Net profit, meanwhile, came to NZ$3.3 million, an improvement of NZ$30.5 million over a net loss of $27.1 million, and earnings before interest, tax, depreciation and amortisation (EBITDA) of NZ$137.7 million, an improvement of 88 per cent compared to NZ$73.2 million.
The company’s Australia subscribers grew by 26 per cent in the year, to reach 914,000; UK subscribers grew by 32 per cent, to 613,000; and New Zealand subscribers grew by 12 per cent in the year to 392,000, with 41,000 subscribers joining in FY20.
The all-important North American market subscriber numbers grew by 24 per cent in the year, to 241,000, while the ‘Rest of World’ subscriber numbers grew by 51 per cent, to 125,000.
In November, Xero revealed that the UK and ‘Rest of the World’ were proving to be the major growth engines for the company, as reflected by its H1 2020 results.
Operating revenue in the half year was up 32 per cent overall to NZ$338.7 million (33 per cent in constant currency) for the first half of the company's 2020 financial year, which ended 30 September.
According to CEO Steve Vamos, Xero has focused on maintaining the continuity of its core cloud-based products and services while moving swiftly to roll out a range of new customer and partner support services.
“Many of our customers and partners are having to adapt the way they operate, while investing enormous effort to survive at this difficult time,” Vamos said. “Helping them is our immediate priority.”
“While COVID-19 brings uncertainty, our long-term strategic ambitions are unchanged and we remain committed to our three strategic priorities: to drive cloud accounting around the world, grow the small business platform, and to continue to build for global scale and innovation.
“Now more than ever, small businesses are recognising the benefit of being able to use the cloud to run their businesses and manage their finances,” he added.
Looking ahead, Xero said that trading in the early stages of FY21 has been impacted by the COVID-19 environment.
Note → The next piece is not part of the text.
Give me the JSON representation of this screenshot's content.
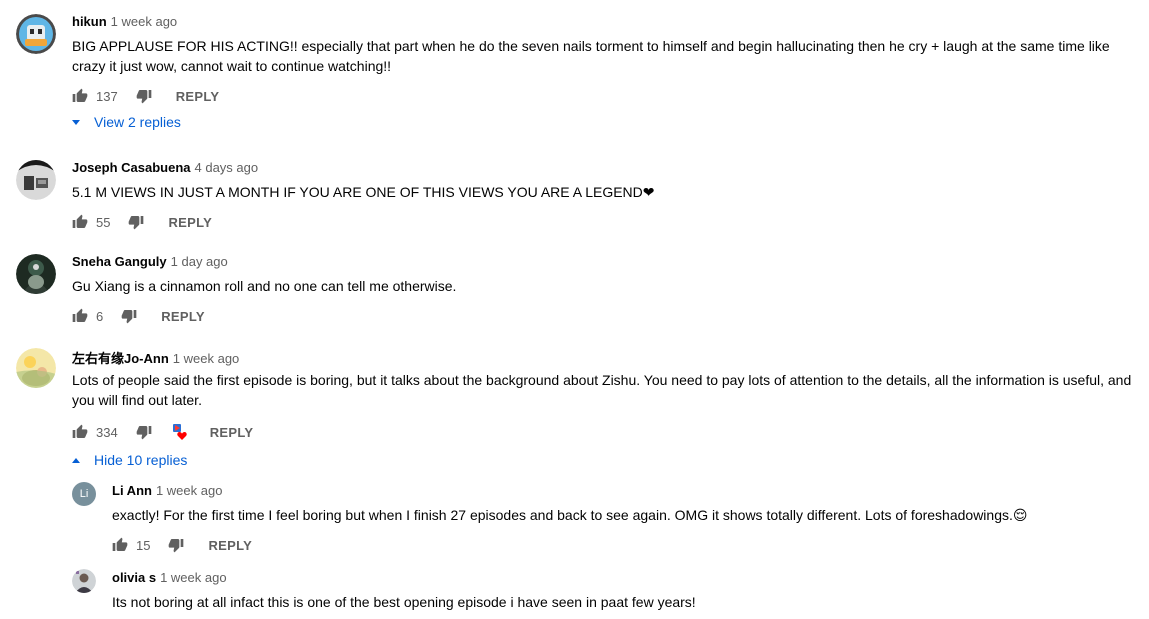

“The continued uncertainty surrounding COVID-19 means it would be speculative for us to say anything more at this time on its potential impact on our expected performance for FY21,” the company told shareholders.